Skip to content

Advertisement

  • Poster presentation
  • Open Access

Predicting the response to therapy from a mathematical model

  • 1,
  • 2,
  • 3,
  • 2,
  • 3 and
  • 2
Critical Care20048 (Suppl 1) :P206

https://doi.org/10.1186/cc2673

  • Published:

Keywords

  • Statistical Model
  • Thrombin
  • Tissue Factor
  • Host Response
  • Bacterial Load

Objectives

To determine the feasibility and usefulness of computer simulations in evaluating therapeutic strategies and patient selection in clinical trials of sepsis.

Methods

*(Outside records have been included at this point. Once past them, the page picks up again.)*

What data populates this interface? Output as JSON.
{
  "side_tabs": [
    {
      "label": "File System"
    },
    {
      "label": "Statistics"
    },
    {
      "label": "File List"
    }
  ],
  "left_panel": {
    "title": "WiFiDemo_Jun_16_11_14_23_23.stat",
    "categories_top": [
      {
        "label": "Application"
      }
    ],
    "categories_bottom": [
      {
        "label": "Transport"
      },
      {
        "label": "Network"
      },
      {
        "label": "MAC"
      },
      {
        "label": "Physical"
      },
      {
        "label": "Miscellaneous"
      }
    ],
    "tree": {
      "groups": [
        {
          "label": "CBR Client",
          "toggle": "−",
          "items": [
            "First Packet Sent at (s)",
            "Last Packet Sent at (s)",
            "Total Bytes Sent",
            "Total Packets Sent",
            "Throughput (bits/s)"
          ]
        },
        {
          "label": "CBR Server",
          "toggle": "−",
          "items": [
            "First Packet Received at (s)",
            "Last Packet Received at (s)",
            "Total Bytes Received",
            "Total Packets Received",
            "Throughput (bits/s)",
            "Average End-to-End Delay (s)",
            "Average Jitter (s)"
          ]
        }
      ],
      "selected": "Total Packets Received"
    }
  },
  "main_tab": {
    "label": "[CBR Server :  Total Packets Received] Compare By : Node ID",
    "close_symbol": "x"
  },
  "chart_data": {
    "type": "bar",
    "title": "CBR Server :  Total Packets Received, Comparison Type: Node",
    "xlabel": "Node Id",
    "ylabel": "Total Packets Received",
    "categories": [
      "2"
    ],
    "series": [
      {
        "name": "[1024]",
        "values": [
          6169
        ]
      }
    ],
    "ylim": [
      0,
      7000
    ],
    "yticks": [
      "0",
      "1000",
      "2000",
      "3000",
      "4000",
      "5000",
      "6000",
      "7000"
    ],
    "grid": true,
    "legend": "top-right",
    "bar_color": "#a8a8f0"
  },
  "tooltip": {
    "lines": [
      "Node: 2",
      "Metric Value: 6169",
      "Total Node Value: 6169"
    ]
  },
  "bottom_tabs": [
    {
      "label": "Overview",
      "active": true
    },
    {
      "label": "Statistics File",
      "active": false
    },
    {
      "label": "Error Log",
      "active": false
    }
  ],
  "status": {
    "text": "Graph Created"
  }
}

We simulated an interventional trial of a neutralizing body against tissue necrosis factor (anti-TNF) in sepsis based on a mechanistic mathematical model that includes a bacterial infection, the host response, and a therapeutic intervention. Simulated cases differed by bacterial load and virulence, as well as individual propensity to mount and modulate an inflammatory response. We submitted 1000 cases to three doses and durations of anti-TNF, and present the results of the simulation. To evaluate the usefulness of modeling to improve patient selection, we constructed a logistic model with a four-valued outcome: (1) helped by treatment, (2) survives irrespective of treatment, (3) dies irrespective of treatment, and (4) harmed by treatment. Independent predictors were 'measured' at the time of disease detection and 60 min later, and included serum TNF, IL-10, IL-6, activated protein C, thrombin, tissue factor, blood pressure and cell counts. All results from the statistical model are reported in a validation cohort.

Results

Control survival was 62.9% at 1 week. Depending on the dose and duration of treatment, survival ranged from 57.1% to 80.8%. Higher doses of anti-TNF, although effective, also resulted in considerable harm (Fig. 1). Discrimination of serum IL-6 to identify cases harmed by treatment was moderate with ROC = 0.72, compared with 0.98 for a statistical model. Following the statistical model's recommendation for treatment, only 26.5% of the cohort would have received treatment and 2.4% patients would have been harmed, whereas indiscriminate administration would have harmed 14.8% of patients.

Figure 1

Conclusions

Our models points out how to improve patient selection and how therapy could be individualized.

Authors’ Affiliations

(1)
UPMC, Pittsburgh, Pennsylvania, USA
(2)
University of Pittsburgh, Pennsylvania, USA
(3)
Immunetrics, Inc, Pittsburgh, Pennsylvania, USA

Copyright

© BioMed Central Ltd. 2004

Advertisement